[PROBLEM TO WORK ON]
Exact copies of all the records below should be returned.

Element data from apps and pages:
=-=-=

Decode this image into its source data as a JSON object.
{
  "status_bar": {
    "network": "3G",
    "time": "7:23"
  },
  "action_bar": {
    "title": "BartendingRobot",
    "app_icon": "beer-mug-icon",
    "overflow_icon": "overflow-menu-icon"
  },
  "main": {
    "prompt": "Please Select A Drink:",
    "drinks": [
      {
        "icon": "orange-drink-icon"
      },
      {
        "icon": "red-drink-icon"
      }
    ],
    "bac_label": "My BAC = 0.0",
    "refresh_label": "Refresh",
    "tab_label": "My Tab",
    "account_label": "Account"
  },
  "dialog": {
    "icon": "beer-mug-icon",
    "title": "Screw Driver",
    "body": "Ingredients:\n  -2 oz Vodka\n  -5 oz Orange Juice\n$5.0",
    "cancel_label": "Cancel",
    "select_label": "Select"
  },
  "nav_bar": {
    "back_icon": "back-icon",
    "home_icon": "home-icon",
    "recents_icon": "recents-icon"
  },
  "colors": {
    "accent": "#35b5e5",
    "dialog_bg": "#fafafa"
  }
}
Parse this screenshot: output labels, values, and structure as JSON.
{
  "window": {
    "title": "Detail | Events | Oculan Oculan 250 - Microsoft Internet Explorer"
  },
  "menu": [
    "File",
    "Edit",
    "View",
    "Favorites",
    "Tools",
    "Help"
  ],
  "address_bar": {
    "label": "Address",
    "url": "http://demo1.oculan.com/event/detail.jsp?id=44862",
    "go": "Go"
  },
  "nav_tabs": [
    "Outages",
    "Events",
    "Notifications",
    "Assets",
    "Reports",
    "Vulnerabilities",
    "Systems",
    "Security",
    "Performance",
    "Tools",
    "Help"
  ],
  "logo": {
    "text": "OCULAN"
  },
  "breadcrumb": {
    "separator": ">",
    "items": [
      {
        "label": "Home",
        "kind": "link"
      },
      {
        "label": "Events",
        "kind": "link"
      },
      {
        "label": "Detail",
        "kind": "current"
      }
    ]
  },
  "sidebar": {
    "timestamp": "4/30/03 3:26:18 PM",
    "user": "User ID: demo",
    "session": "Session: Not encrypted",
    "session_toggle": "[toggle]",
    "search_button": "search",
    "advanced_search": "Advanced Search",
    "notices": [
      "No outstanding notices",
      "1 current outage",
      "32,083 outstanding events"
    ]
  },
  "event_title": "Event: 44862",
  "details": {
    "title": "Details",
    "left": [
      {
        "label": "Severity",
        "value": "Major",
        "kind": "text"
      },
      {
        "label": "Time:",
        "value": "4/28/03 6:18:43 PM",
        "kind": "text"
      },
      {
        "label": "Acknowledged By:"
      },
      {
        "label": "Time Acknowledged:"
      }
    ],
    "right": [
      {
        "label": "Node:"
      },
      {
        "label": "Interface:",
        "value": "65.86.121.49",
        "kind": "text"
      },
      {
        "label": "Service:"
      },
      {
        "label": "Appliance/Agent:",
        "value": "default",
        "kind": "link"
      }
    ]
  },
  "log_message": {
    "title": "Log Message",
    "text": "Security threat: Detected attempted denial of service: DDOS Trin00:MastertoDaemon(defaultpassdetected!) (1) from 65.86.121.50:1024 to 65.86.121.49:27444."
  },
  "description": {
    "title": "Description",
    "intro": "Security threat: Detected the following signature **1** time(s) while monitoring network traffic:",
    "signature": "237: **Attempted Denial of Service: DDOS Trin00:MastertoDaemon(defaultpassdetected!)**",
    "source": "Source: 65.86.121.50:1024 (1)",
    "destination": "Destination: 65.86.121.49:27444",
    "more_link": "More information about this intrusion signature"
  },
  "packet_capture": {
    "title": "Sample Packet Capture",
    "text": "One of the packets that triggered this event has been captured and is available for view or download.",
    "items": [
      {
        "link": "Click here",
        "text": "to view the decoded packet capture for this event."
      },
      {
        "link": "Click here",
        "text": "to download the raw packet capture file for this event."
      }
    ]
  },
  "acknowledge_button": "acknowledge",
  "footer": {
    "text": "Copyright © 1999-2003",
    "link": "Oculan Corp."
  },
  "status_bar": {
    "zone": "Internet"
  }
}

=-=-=

[ANSWER TO THIS PROBLEM]
Decode this image into its source data as a JSON object.
{
  "status_bar": {
    "network": "3G",
    "time": "7:23"
  },
  "action_bar": {
    "title": "BartendingRobot",
    "app_icon": "beer-mug-icon",
    "overflow_icon": "overflow-menu-icon"
  },
  "main": {
    "prompt": "Please Select A Drink:",
    "drinks": [
      {
        "icon": "orange-drink-icon"
      },
      {
        "icon": "red-drink-icon"
      }
    ],
    "bac_label": "My BAC = 0.0",
    "refresh_label": "Refresh",
    "tab_label": "My Tab",
    "account_label": "Account"
  },
  "dialog": {
    "icon": "beer-mug-icon",
    "title": "Screw Driver",
    "body": "Ingredients:\n  -2 oz Vodka\n  -5 oz Orange Juice\n$5.0",
    "cancel_label": "Cancel",
    "select_label": "Select"
  },
  "nav_bar": {
    "back_icon": "back-icon",
    "home_icon": "home-icon",
    "recents_icon": "recents-icon"
  },
  "colors": {
    "accent": "#35b5e5",
    "dialog_bg": "#fafafa"
  }
}
Parse this screenshot: output labels, values, and structure as JSON.
{
  "window": {
    "title": "Detail | Events | Oculan Oculan 250 - Microsoft Internet Explorer"
  },
  "menu": [
    "File",
    "Edit",
    "View",
    "Favorites",
    "Tools",
    "Help"
  ],
  "address_bar": {
    "label": "Address",
    "url": "http://demo1.oculan.com/event/detail.jsp?id=44862",
    "go": "Go"
  },
  "nav_tabs": [
    "Outages",
    "Events",
    "Notifications",
    "Assets",
    "Reports",
    "Vulnerabilities",
    "Systems",
    "Security",
    "Performance",
    "Tools",
    "Help"
  ],
  "logo": {
    "text": "OCULAN"
  },
  "breadcrumb": {
    "separator": ">",
    "items": [
      {
        "label": "Home",
        "kind": "link"
      },
      {
        "label": "Events",
        "kind": "link"
      },
      {
        "label": "Detail",
        "kind": "current"
      }
    ]
  },
  "sidebar": {
    "timestamp": "4/30/03 3:26:18 PM",
    "user": "User ID: demo",
    "session": "Session: Not encrypted",
    "session_toggle": "[toggle]",
    "search_button": "search",
    "advanced_search": "Advanced Search",
    "notices": [
      "No outstanding notices",
      "1 current outage",
      "32,083 outstanding events"
    ]
  },
  "event_title": "Event: 44862",
  "details": {
    "title": "Details",
    "left": [
      {
        "label": "Severity",
        "value": "Major",
        "kind": "text"
      },
      {
        "label": "Time:",
        "value": "4/28/03 6:18:43 PM",
        "kind": "text"
      },
      {
        "label": "Acknowledged By:"
      },
      {
        "label": "Time Acknowledged:"
      }
    ],
    "right": [
      {
        "label": "Node:"
      },
      {
        "label": "Interface:",
        "value": "65.86.121.49",
        "kind": "text"
      },
      {
        "label": "Service:"
      },
      {
        "label": "Appliance/Agent:",
        "value": "default",
        "kind": "link"
      }
    ]
  },
  "log_message": {
    "title": "Log Message",
    "text": "Security threat: Detected attempted denial of service: DDOS Trin00:MastertoDaemon(defaultpassdetected!) (1) from 65.86.121.50:1024 to 65.86.121.49:27444."
  },
  "description": {
    "title": "Description",
    "intro": "Security threat: Detected the following signature **1** time(s) while monitoring network traffic:",
    "signature": "237: **Attempted Denial of Service: DDOS Trin00:MastertoDaemon(defaultpassdetected!)**",
    "source": "Source: 65.86.121.50:1024 (1)",
    "destination": "Destination: 65.86.121.49:27444",
    "more_link": "More information about this intrusion signature"
  },
  "packet_capture": {
    "title": "Sample Packet Capture",
    "text": "One of the packets that triggered this event has been captured and is available for view or download.",
    "items": [
      {
        "link": "Click here",
        "text": "to view the decoded packet capture for this event."
      },
      {
        "link": "Click here",
        "text": "to download the raw packet capture file for this event."
      }
    ]
  },
  "acknowledge_button": "acknowledge",
  "footer": {
    "text": "Copyright © 1999-2003",
    "link": "Oculan Corp."
  },
  "status_bar": {
    "zone": "Internet"
  }
}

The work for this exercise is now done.